He was apparently son of Edmund Stacpoole, lieutenant R.N., whose death was reported in the Navy List of January 1816, and whose widow subsequently married a naval captain named Jefferies. He received an education in Ghent, and then became a student at the Royal Academy schools, gaining two silver medals in 1839 for a drawing from the antique, and in 1841 for the best copy made in the painting school. He concentrated on engraving.[1]

Stacpoole was a regular exhibitor at the Royal Academy from 1842 to 1899. He was elected an associate in 1880, the last engraver made associate until the election of Frank Short and William Strang in 1906, and retired from active membership in 1892. He died in London on 19 December 1907, and was buried in Brompton cemetery.[1]


The Shadow of Death, 1878 engraving by Frederick Stacpoole after Holman Hunt

Most of Stacpoole's plates were executed in a mixed mezzotint style (i.e. mezzotint with some line engraving and stipple engraving). His work was only of reproductions, including a large number of prints after Briton Rivière (chiefly published by Messrs. Agnew), Thomas Faed (chiefly published by Messrs. H. Graves), and Charles Burton Barber.
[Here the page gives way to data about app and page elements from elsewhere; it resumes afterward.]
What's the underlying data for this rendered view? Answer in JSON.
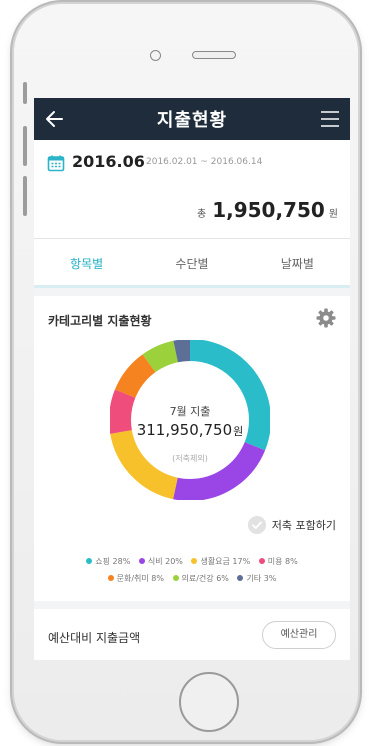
{
  "header": {
    "title": "지출현황"
  },
  "summary": {
    "month": "2016.06",
    "range": "2016.02.01 ~ 2016.06.14",
    "total_prefix": "총",
    "total_amount": "1,950,750",
    "total_suffix": "원"
  },
  "tabs": [
    {
      "label": "항목별",
      "active": true
    },
    {
      "label": "수단별",
      "active": false
    },
    {
      "label": "날짜별",
      "active": false
    }
  ],
  "chart_card": {
    "title": "카테고리별 지출현황",
    "center_sub": "7월 지출",
    "center_amount": "311,950,750",
    "center_unit": "원",
    "center_note": "(저축제외)",
    "toggle_label": "저축 포함하기"
  },
  "chart_data": {
    "type": "pie",
    "title": "카테고리별 지출현황",
    "categories": [
      "쇼핑",
      "식비",
      "생활요금",
      "미용",
      "문화/취미",
      "의료/건강",
      "기타"
    ],
    "values": [
      28,
      20,
      17,
      8,
      8,
      6,
      3
    ],
    "legend_labels": [
      "쇼핑 28%",
      "식비 20%",
      "생활요금 17%",
      "미용 8%",
      "문화/취미 8%",
      "의료/건강 6%",
      "기타 3%"
    ],
    "colors": [
      "#2bbcc9",
      "#9a45e6",
      "#f7c12c",
      "#ef4d7c",
      "#f5831f",
      "#9bd13a",
      "#5d6f96"
    ]
  },
  "budget": {
    "title": "예산대비 지출금액",
    "button_label": "예산관리"
  },
  "icons": {
    "back": "arrow-left-icon",
    "menu": "hamburger-menu-icon",
    "calendar": "calendar-icon",
    "settings": "gear-icon",
    "check": "check-circle-icon"
  },
  "colors": {
    "topbar": "#1e2c3b",
    "accent": "#2ab9cf"
  }
}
He also engraved pictures by others.[1][2]

Among Stacpoole's successful engravings were the Shadow of Death, after Holman Hunt (1877), and Pot Pourri: Rose Leaves and Lavender, after G. D. Leslie (1881). Popular subjects were the Palm Offering, after Frederick Goodall (1868), and The Roll Call, after Elizabeth Thompson (Lady Butler) (1874).[1]

Stacpoole's first Royal Academy exhibit (1842) was an oil portrait, and he exhibited six other paintings (portrait, subject, and landscape) at the Academy between 1843 and 1869, but from 1858 to 1893 his regular contributions were engravings. He also exhibited paintings at the Society of British Artists between 1841 and 1845. Two of his earliest published engravings were after Edwin Landseer, both with other engravers: Peace with T. L. Atkinson (1848), and the Hunted Stag (engraved as Mountain Torrent) with Thomas Landseer (1850) (these both after pictures from the Vernon collection, which went to the National Gallery of British Art). During the last ten years of his life he again took up painting, sending five small subject pictures to the Royal Academy between 1894 and 1899.[1]


In 1844 Stacpoole married Susannah Atkinson, and had issue four daughters and one son.[1]



 This article incorporates text from a publication now in the public domainLee, Sidney, ed. (1912). "Stacpoole, Frederick". Dictionary of National Biography, 1912 supplement​. 3. London: Smith, Elder & Co.